YOUR GOAL - Without the pictures, return each record as it appears.

Records from a data collection:

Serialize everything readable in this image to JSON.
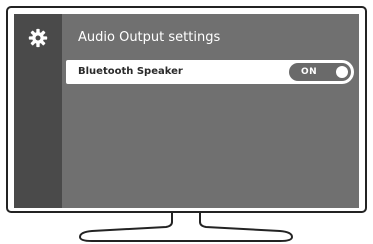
{
  "screen": {
    "title": "Audio Output settings",
    "sidebar_icon": "gear-icon",
    "settings": [
      {
        "label": "Bluetooth Speaker",
        "toggle_label": "ON",
        "toggle_state": true
      }
    ]
  },
  "colors": {
    "screen_bg": "#707070",
    "sidebar_bg": "#4a4a4a",
    "bezel": "#232323",
    "row_bg": "#ffffff",
    "toggle_bg": "#6a6a6a"
  }
}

SOLUTION FOR THIS PROBLEM -
Serialize everything readable in this image to JSON.
{
  "screen": {
    "title": "Audio Output settings",
    "sidebar_icon": "gear-icon",
    "settings": [
      {
        "label": "Bluetooth Speaker",
        "toggle_label": "ON",
        "toggle_state": true
      }
    ]
  },
  "colors": {
    "screen_bg": "#707070",
    "sidebar_bg": "#4a4a4a",
    "bezel": "#232323",
    "row_bg": "#ffffff",
    "toggle_bg": "#6a6a6a"
  }
}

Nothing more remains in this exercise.